While many on Wall Street consider the November presidential elections to be the most “immediate threat” to the global economy, markets may be setting up for a fall even before that date.
That’s because most investors anticipate that Democratic presidential nominee Hillary Clinton will take the White House by a landslide, said Bank of America Merrill Lynch’s Head of Global Rates and Currencies Research, David Woo in an interview with CNBC Monday. As a result, investors, the professionals at least, have positioned their portfolios accordingly.
But that level of certainty from investors leading up to the November elections, a period that has been historically volatile for markets, is risky. According to Woo, there’s a “very good chance” that Clinton’s lead will narrow, triggering more volatility in September and October. And if that happens, bonds and stocks could drop.
“That is going to be a shock to the market,” he said. “We saw that on this past Friday—bonds sold off and stocks sold off. That’s the kind of situation that becomes self-fulfilling.”

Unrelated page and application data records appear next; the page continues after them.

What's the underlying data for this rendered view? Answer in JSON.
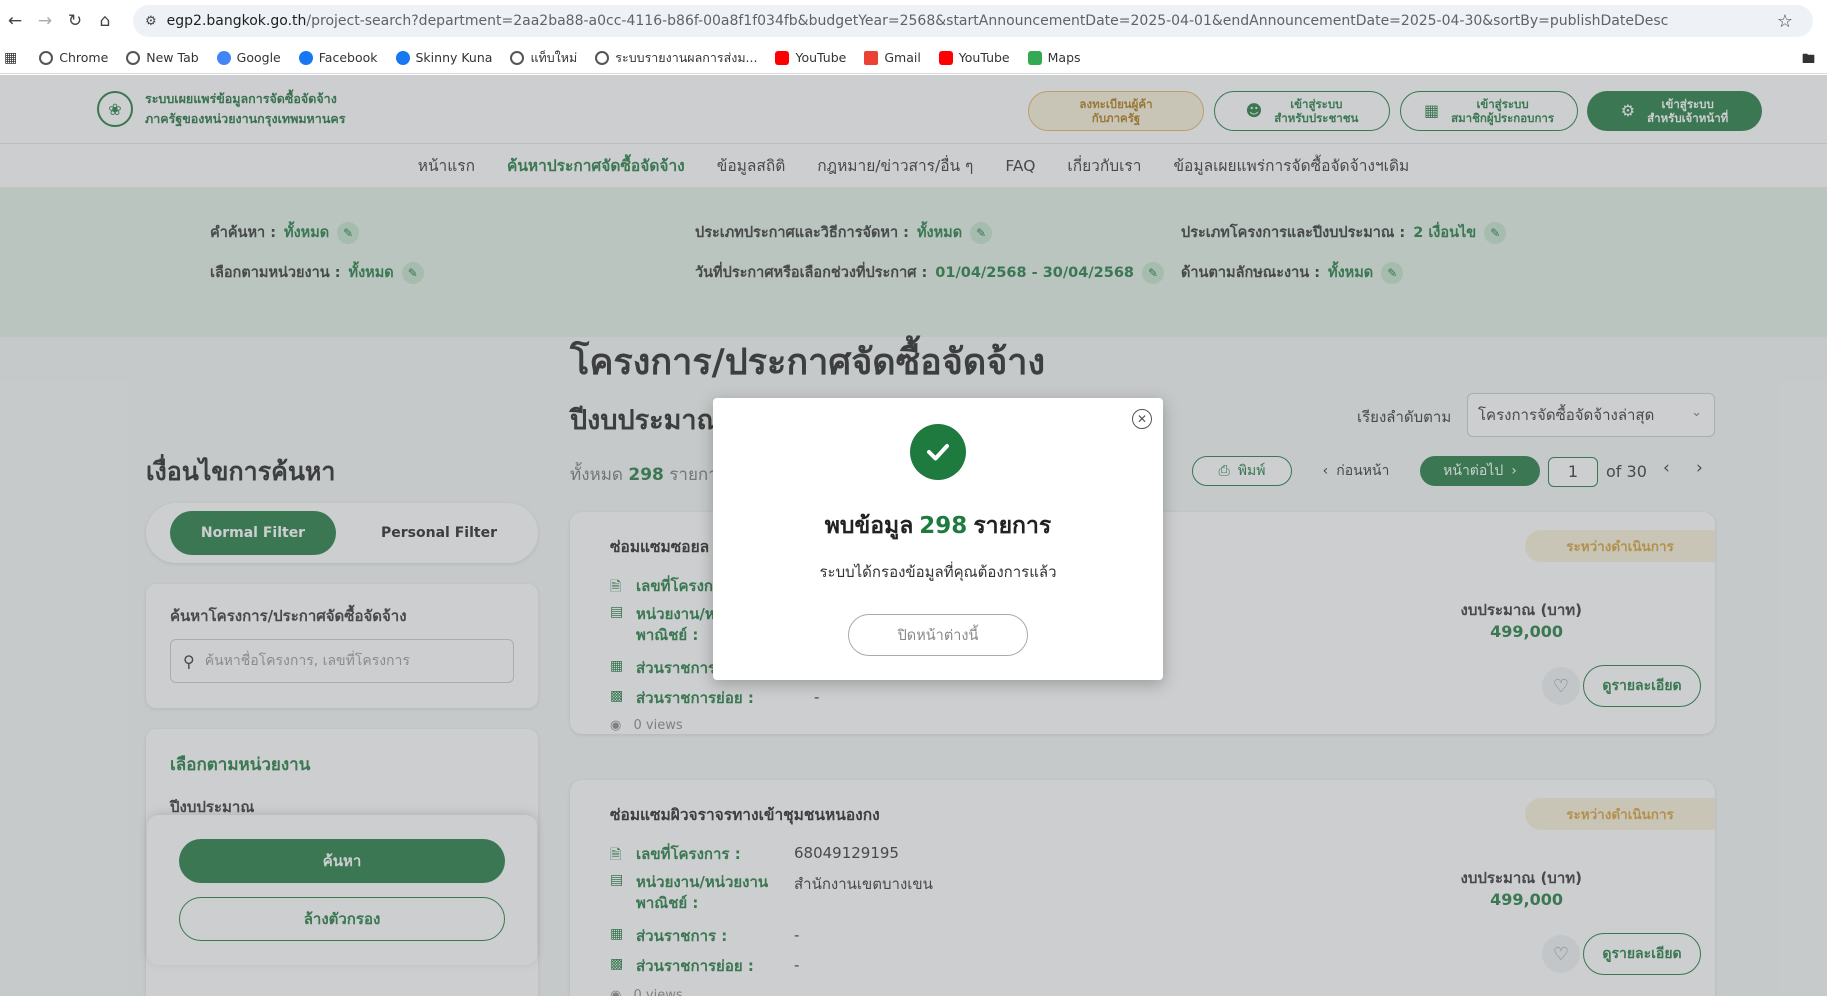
{
  "browser": {
    "url_host": "egp2.bangkok.go.th",
    "url_path": "/project-search?department=2aa2ba88-a0cc-4116-b86f-00a8f1f034fb&budgetYear=2568&startAnnouncementDate=2025-04-01&endAnnouncementDate=2025-04-30&sortBy=publishDateDesc",
    "bookmarks": [
      {
        "label": "Chrome",
        "color": "#555555"
      },
      {
        "label": "New Tab",
        "color": "#555555"
      },
      {
        "label": "Google",
        "color": "#4285f4"
      },
      {
        "label": "Facebook",
        "color": "#1877f2"
      },
      {
        "label": "Skinny Kuna",
        "color": "#1877f2"
      },
      {
        "label": "แท็บใหม่",
        "color": "#555555"
      },
      {
        "label": "ระบบรายงานผลการส่งม...",
        "color": "#555555"
      },
      {
        "label": "YouTube",
        "color": "#ff0000"
      },
      {
        "label": "Gmail",
        "color": "#ea4335"
      },
      {
        "label": "YouTube",
        "color": "#ff0000"
      },
      {
        "label": "Maps",
        "color": "#34a853"
      }
    ]
  },
  "header": {
    "logo_line1": "ระบบเผยแพร่ข้อมูลการจัดซื้อจัดจ้าง",
    "logo_line2": "ภาครัฐของหน่วยงานกรุงเทพมหานคร",
    "register_line1": "ลงทะเบียนผู้ค้า",
    "register_line2": "กับภาครัฐ",
    "public_line1": "เข้าสู่ระบบ",
    "public_line2": "สำหรับประชาชน",
    "member_line1": "เข้าสู่ระบบ",
    "member_line2": "สมาชิกผู้ประกอบการ",
    "staff_line1": "เข้าสู่ระบบ",
    "staff_line2": "สำหรับเจ้าหน้าที่"
  },
  "nav": [
    "หน้าแรก",
    "ค้นหาประกาศจัดซื้อจัดจ้าง",
    "ข้อมูลสถิติ",
    "กฎหมาย/ข่าวสาร/อื่น ๆ",
    "FAQ",
    "เกี่ยวกับเรา",
    "ข้อมูลเผยแพร่การจัดซื้อจัดจ้างฯเดิม"
  ],
  "criteria": {
    "keyword_label": "คำค้นหา :",
    "keyword_value": "ทั้งหมด",
    "unit_label": "เลือกตามหน่วยงาน :",
    "unit_value": "ทั้งหมด",
    "type_label": "ประเภทประกาศและวิธีการจัดหา :",
    "type_value": "ทั้งหมด",
    "date_label": "วันที่ประกาศหรือเลือกช่วงที่ประกาศ :",
    "date_value": "01/04/2568 - 30/04/2568",
    "project_label": "ประเภทโครงการและปีงบประมาณ :",
    "project_value": "2 เงื่อนไข",
    "nature_label": "ด้านตามลักษณะงาน :",
    "nature_value": "ทั้งหมด"
  },
  "main": {
    "title": "โครงการ/ประกาศจัดซื้อจัดจ้าง",
    "subtitle": "ปีงบประมาณ",
    "total_prefix": "ทั้งหมด",
    "total_count": "298",
    "total_suffix": "รายการ",
    "sort_label": "เรียงลำดับตาม",
    "sort_value": "โครงการจัดซื้อจัดจ้างล่าสุด",
    "print_label": "พิมพ์",
    "prev_label": "ก่อนหน้า",
    "next_label": "หน้าต่อไป",
    "page_current": "1",
    "page_of": "of 30"
  },
  "sidebar": {
    "title": "เงื่อนไขการค้นหา",
    "normal_filter": "Normal Filter",
    "personal_filter": "Personal Filter",
    "search_title": "ค้นหาโครงการ/ประกาศจัดซื้อจัดจ้าง",
    "search_placeholder": "ค้นหาชื่อโครงการ, เลขที่โครงการ",
    "unit_title": "เลือกตามหน่วยงาน",
    "budget_year_label": "ปีงบประมาณ",
    "search_button": "ค้นหา",
    "clear_button": "ล้างตัวกรอง"
  },
  "projects": [
    {
      "name": "ซ่อมแซมซอยล",
      "status": "ระหว่างดำเนินการ",
      "label_number": "เลขที่โครงก",
      "label_unit_line1": "หน่วยงาน/ห",
      "label_unit_line2": "พาณิชย์ :",
      "label_division": "ส่วนราชการ",
      "label_subdivision": "ส่วนราชการย่อย :",
      "subdivision": "-",
      "views": "0 views",
      "budget_label": "งบประมาณ (บาท)",
      "budget": "499,000",
      "detail_button": "ดูรายละเอียด"
    },
    {
      "name": "ซ่อมแซมผิวจราจรทางเข้าชุมชนหนองกง",
      "status": "ระหว่างดำเนินการ",
      "label_number": "เลขที่โครงการ :",
      "number": "68049129195",
      "label_unit_line1": "หน่วยงาน/หน่วยงาน",
      "label_unit_line2": "พาณิชย์ :",
      "unit": "สำนักงานเขตบางเขน",
      "label_division": "ส่วนราชการ :",
      "division": "-",
      "label_subdivision": "ส่วนราชการย่อย :",
      "subdivision": "-",
      "views": "0 views",
      "budget_label": "งบประมาณ (บาท)",
      "budget": "499,000",
      "detail_button": "ดูรายละเอียด"
    }
  ],
  "modal": {
    "title_prefix": "พบข้อมูล",
    "count": "298",
    "title_suffix": "รายการ",
    "description": "ระบบได้กรองข้อมูลที่คุณต้องการแล้ว",
    "close_button": "ปิดหน้าต่างนี้"
  },
  "colors": {
    "primary": "#1f7a3f",
    "status": "#d8a23a"
  }
}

Previously, a team of Citigroup analysts also warned that most investors expect a Clinton win. That means markets could be in for a deeper shock should Trump become commander-in-chief.